**TASK GOAL**
List the lines of this listing that hold the word "term".

RECORDS SHOWN START

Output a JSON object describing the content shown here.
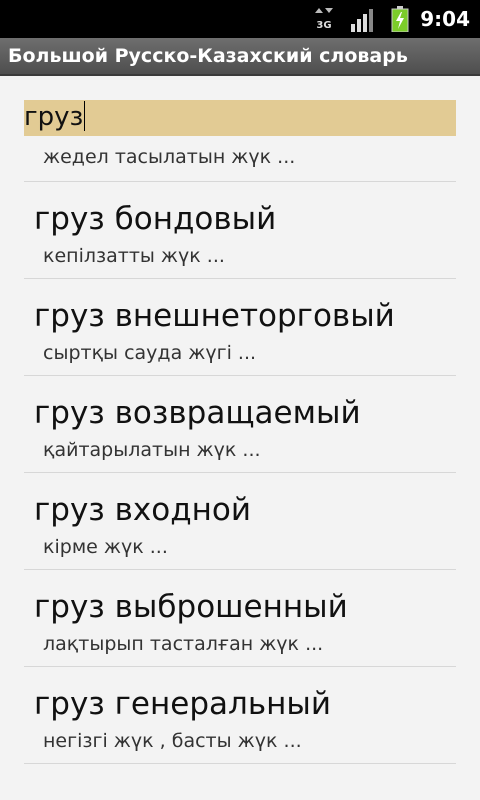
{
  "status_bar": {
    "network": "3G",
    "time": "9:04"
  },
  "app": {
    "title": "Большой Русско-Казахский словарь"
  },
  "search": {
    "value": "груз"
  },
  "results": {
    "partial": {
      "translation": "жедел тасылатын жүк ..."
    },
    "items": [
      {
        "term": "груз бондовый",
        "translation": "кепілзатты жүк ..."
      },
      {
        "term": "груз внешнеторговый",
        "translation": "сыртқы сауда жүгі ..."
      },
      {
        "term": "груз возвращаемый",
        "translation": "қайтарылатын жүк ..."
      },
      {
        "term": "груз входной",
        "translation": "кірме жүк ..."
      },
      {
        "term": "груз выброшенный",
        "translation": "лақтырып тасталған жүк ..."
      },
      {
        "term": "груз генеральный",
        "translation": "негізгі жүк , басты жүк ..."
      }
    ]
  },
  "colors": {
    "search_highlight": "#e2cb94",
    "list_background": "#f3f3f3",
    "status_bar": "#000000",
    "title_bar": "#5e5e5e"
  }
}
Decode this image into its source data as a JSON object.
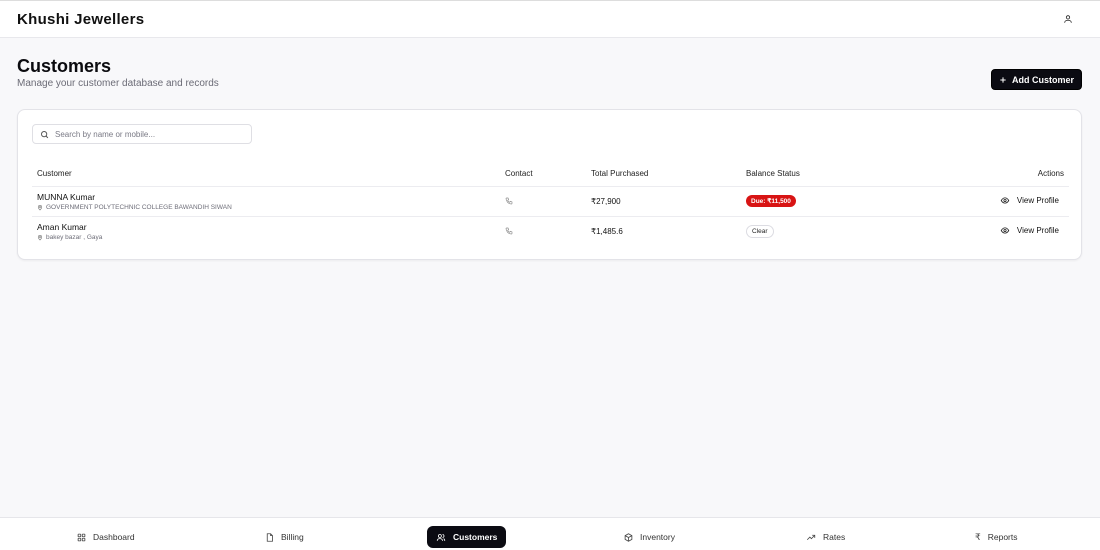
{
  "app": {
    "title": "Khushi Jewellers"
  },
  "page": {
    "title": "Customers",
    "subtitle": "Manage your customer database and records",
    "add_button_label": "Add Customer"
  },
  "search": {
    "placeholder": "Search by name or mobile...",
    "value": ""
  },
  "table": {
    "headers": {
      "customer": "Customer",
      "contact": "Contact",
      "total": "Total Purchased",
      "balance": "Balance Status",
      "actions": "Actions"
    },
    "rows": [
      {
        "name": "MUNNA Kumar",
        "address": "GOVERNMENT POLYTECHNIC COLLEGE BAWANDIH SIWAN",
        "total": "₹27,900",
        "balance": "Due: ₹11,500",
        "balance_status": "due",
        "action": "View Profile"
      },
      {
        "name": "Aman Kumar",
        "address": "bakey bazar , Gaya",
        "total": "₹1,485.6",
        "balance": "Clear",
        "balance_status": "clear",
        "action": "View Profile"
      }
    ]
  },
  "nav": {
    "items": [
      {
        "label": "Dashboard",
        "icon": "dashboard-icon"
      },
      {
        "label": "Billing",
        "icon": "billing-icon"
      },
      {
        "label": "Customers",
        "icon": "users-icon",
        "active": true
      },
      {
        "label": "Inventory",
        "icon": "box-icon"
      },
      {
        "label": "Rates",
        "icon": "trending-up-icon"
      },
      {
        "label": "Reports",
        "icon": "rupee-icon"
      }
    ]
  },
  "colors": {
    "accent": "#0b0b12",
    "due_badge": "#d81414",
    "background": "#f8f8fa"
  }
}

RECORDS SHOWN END
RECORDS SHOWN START

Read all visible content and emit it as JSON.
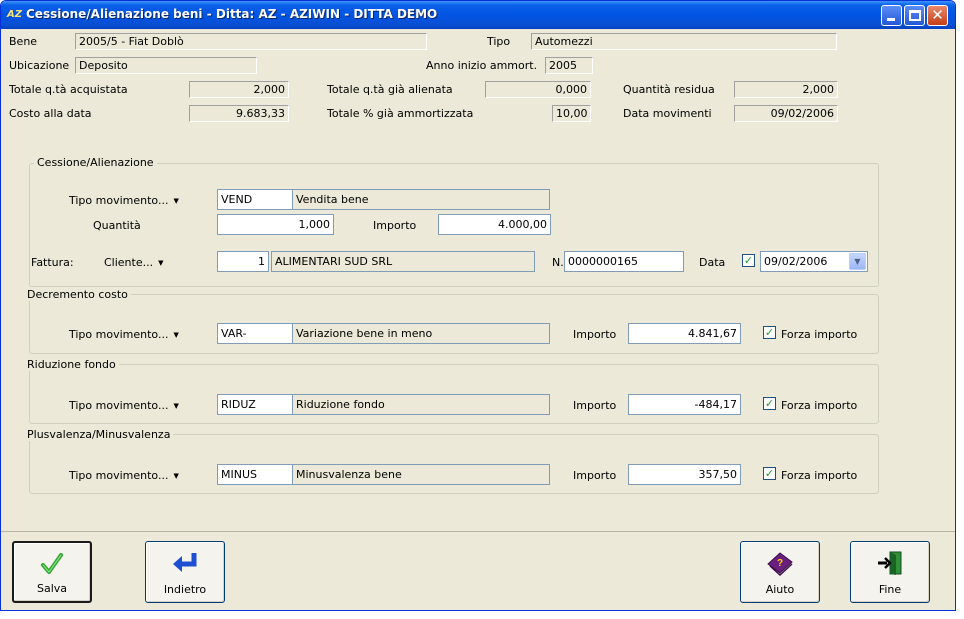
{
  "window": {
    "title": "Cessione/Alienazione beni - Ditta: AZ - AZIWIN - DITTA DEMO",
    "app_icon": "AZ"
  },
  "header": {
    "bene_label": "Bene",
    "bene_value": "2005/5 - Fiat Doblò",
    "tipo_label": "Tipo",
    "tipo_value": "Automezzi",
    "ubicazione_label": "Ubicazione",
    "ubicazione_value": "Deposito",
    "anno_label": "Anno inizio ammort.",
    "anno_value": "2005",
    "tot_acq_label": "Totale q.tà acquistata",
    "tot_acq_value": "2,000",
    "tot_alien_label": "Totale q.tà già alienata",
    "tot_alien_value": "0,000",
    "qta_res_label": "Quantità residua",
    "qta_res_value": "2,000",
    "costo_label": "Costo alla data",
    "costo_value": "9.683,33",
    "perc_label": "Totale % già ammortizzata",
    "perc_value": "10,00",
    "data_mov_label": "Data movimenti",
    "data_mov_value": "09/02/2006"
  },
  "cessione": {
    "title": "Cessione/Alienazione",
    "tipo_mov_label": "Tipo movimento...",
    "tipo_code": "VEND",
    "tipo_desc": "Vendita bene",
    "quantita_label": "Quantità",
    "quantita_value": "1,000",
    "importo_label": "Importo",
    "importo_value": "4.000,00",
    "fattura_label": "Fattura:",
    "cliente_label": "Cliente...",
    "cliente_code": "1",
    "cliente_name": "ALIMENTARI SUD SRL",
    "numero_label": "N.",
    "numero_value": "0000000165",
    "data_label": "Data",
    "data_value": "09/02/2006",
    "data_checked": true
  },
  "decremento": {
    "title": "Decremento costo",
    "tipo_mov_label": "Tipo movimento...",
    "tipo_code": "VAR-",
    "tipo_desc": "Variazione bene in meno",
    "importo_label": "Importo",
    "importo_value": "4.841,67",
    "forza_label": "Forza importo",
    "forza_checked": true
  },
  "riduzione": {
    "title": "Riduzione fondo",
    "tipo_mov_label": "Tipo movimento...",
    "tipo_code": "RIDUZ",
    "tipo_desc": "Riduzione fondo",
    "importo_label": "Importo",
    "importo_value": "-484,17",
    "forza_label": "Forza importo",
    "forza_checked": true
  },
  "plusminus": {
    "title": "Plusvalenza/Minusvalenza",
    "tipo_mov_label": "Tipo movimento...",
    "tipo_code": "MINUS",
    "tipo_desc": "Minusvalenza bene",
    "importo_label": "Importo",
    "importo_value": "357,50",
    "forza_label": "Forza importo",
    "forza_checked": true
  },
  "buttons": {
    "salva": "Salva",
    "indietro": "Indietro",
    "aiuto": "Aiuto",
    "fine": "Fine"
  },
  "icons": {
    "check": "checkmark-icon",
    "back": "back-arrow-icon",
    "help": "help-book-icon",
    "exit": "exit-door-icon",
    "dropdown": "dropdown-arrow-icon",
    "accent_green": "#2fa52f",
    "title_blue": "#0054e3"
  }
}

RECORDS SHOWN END
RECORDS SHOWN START

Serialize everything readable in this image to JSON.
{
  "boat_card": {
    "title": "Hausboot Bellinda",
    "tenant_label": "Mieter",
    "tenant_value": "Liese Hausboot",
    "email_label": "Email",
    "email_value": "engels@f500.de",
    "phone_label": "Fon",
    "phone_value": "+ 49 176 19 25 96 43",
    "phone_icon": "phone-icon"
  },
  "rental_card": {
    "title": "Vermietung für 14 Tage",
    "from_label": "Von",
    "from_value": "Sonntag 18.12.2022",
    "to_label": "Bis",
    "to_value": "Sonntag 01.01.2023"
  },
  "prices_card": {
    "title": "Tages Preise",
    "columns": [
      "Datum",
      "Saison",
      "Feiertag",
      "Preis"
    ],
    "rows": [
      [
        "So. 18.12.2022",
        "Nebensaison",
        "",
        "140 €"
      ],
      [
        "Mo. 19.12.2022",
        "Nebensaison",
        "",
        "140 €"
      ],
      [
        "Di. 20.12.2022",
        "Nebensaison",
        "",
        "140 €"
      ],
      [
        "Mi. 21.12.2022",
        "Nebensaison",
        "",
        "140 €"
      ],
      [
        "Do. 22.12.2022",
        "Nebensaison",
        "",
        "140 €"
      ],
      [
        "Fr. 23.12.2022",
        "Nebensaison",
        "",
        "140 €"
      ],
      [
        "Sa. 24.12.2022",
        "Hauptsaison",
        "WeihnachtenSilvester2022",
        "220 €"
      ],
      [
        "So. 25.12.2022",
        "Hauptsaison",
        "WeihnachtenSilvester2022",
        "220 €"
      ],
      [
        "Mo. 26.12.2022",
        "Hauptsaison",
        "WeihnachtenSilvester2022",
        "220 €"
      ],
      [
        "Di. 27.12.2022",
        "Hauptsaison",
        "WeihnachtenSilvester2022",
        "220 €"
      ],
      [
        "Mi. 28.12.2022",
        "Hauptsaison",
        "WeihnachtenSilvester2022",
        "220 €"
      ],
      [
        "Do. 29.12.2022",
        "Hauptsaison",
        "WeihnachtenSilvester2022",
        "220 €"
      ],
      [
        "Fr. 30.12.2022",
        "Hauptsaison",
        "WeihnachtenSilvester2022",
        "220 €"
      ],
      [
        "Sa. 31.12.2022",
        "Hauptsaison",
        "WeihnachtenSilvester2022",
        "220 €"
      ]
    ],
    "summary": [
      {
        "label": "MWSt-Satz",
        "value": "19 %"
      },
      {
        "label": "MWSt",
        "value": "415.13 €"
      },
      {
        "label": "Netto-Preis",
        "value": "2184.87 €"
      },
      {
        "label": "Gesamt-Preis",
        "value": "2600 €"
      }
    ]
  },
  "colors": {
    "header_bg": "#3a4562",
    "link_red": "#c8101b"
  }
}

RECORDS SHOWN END

**TASK ANSWER**
        "term": "груз бондовый",
        "term": "груз внешнеторговый",
        "term": "груз возвращаемый",
        "term": "груз входной",
        "term": "груз выброшенный",
        "term": "груз генеральный",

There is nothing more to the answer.